    If we see him as a pictorial writer we recognize also that literary writers do not work with such freedom from conventions. He put into his collage picture Adonais, 1975, words one would also wish to apply to him: ‘He has outsoared the shadow of night’.

 Norbert Lynton


He passed away on July 5, 2011, Roma.




  1928  Born April 25, Lexington, Virginia, USA
  1951 Studies at Black Mountain College, North Carolina, where he meets Franz Kline, Robert Motherwell and Charles Olsen
  1951-52 Travels with Rauschenberg to France, Spain, Morocco and Italy, staying in Rome until 1952
  1951 First solo exhibition at Kootz Gallery, New York
  1952-56 Shares a studio with Rauschenberg in New York
  1957 Settles in Rome
  1953-65  Exhibits regularly at Stable Gallery, New York; Galleria del Carallino, Venice; Galleris La Taolanga, Rome; Galleria d'Arte de Navigo, Milan; Leo Castelli, New York
  1965 Solo exhibition at Museum Haus Lange, Krefeld
  1966 Solo exhibition at Stedelijk Museum, Amsterdam
  1973 Solo exhibitions at Kunsthalle, Berne; Cy Twombly: Bilder 1953-1972, and Kunstmuseum, Basle; Cy Twombly: Zeichnungen 1953-1973
  1975 Solo exhibitions at Institute of Contemporary Art, University of Pennsylvania, Philadelphia and San Francisco Museum of Art; Cy Twombly: Paintings, Drawings, Constructions 1951-1974
  1976 Solo exhibitions at Kestner-Gesellschaft, Hanover; Cy Twombly and Musée d'Art Moderne de la Ville de Paris; Cy Twombly: Dessins
  1978 Creates 50 days of Ilium, a 10 part cycle of paintings
  1979 Solo exhibition at Whitney Museum of American Art, New York; Cy Twombly; Paintings and Drawings 1954-1977
Solo exhibition at Museum Haus Lange, Krefeld; Cy Twombly. Skulpturen. 23 Arbeiten aus den Jahren 1955 bis 1981
  1984  Solo exhibition at Musée d'Art Contemporain, CACP, Bordeaux; Cy Twombly; -oeuvres de 1973-1983
  1987 Solo exhibition at Whitechapel Art Gallery, London; Cy Twombly; Paintings, Works on Paper, Sculpture
  1994 Retrospective, The Museum of Modern Art, New York


Awarded the Praemium Imperial Prize for Painting, The Japan Art Association, Tokyo

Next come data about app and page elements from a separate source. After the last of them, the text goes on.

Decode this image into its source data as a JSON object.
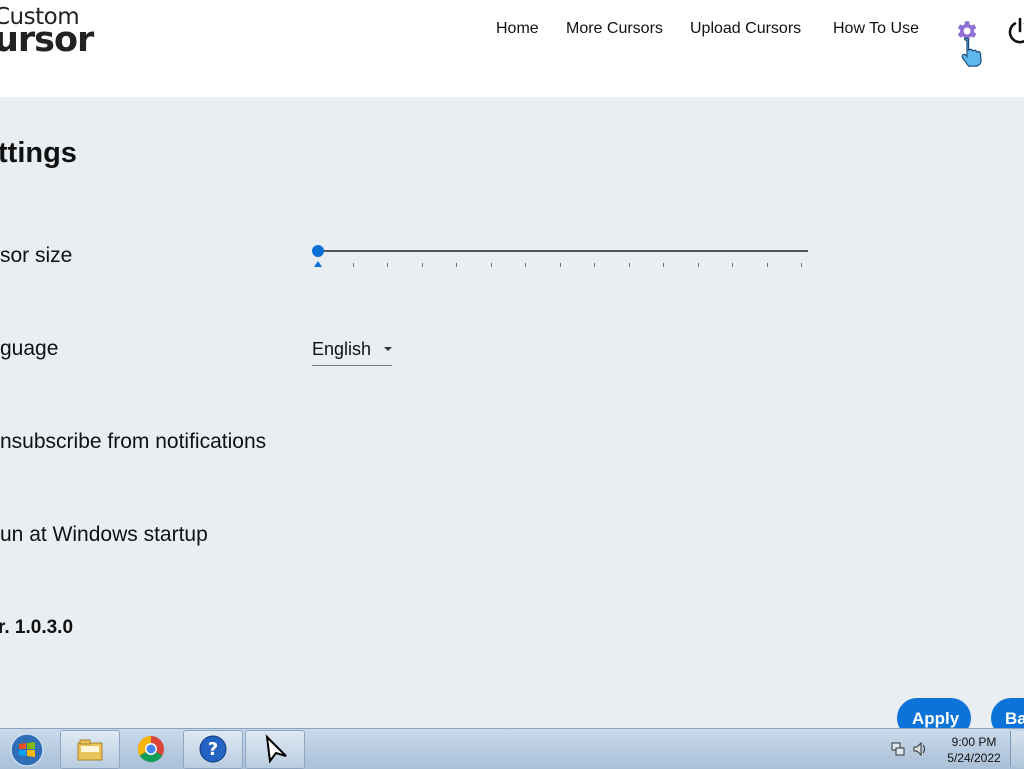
{
  "header": {
    "logo_line1": "Custom",
    "logo_line2": "ursor",
    "nav": [
      "Home",
      "More Cursors",
      "Upload Cursors",
      "How To Use"
    ]
  },
  "settings": {
    "title": "ttings",
    "cursor_size_label": "sor size",
    "cursor_size_value": 0,
    "language_label": "guage",
    "language_value": "English",
    "unsubscribe_label": "nsubscribe from notifications",
    "run_startup_label": "un at Windows startup",
    "version": "r. 1.0.3.0"
  },
  "buttons": {
    "apply": "Apply",
    "back": "Ba"
  },
  "taskbar": {
    "time": "9:00 PM",
    "date": "5/24/2022"
  },
  "colors": {
    "accent": "#0b73da",
    "background": "#e8eef2",
    "gear": "#8e6fd6"
  },
  "icons": [
    "logo",
    "settings-gear-icon",
    "hand-pointer-icon",
    "power-icon",
    "windows-start-icon",
    "folder-icon",
    "chrome-icon",
    "help-icon",
    "cursor-app-icon",
    "network-icon",
    "speaker-icon"
  ]
}
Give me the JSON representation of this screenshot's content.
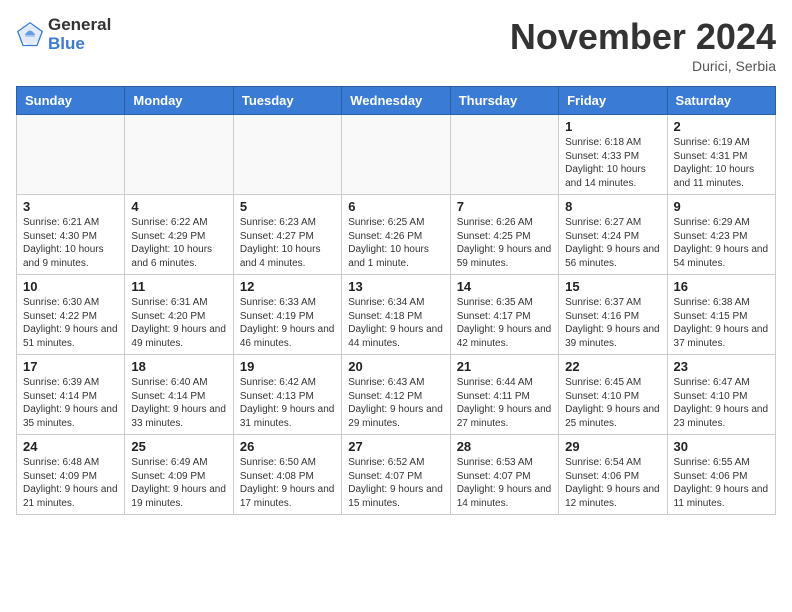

  2011 Died July 5, Roma




Cy Twombly / London : Mayor Gallery, 1982.
Cy Twombly. a retrospective / Kirk Varnedoe. New York : Museum of Modern Art ; London : Thames and Hudson. Distributor, 1995, c1994.
Cy Twombly / Roland Barthes. Berlin : Merve Verlag, 1983.
Publisher Name: Prestel-Verlag.
Cy Twombly / Cy Twombly. Houston : Menil Collection. Houston Fine Art Press, 1990.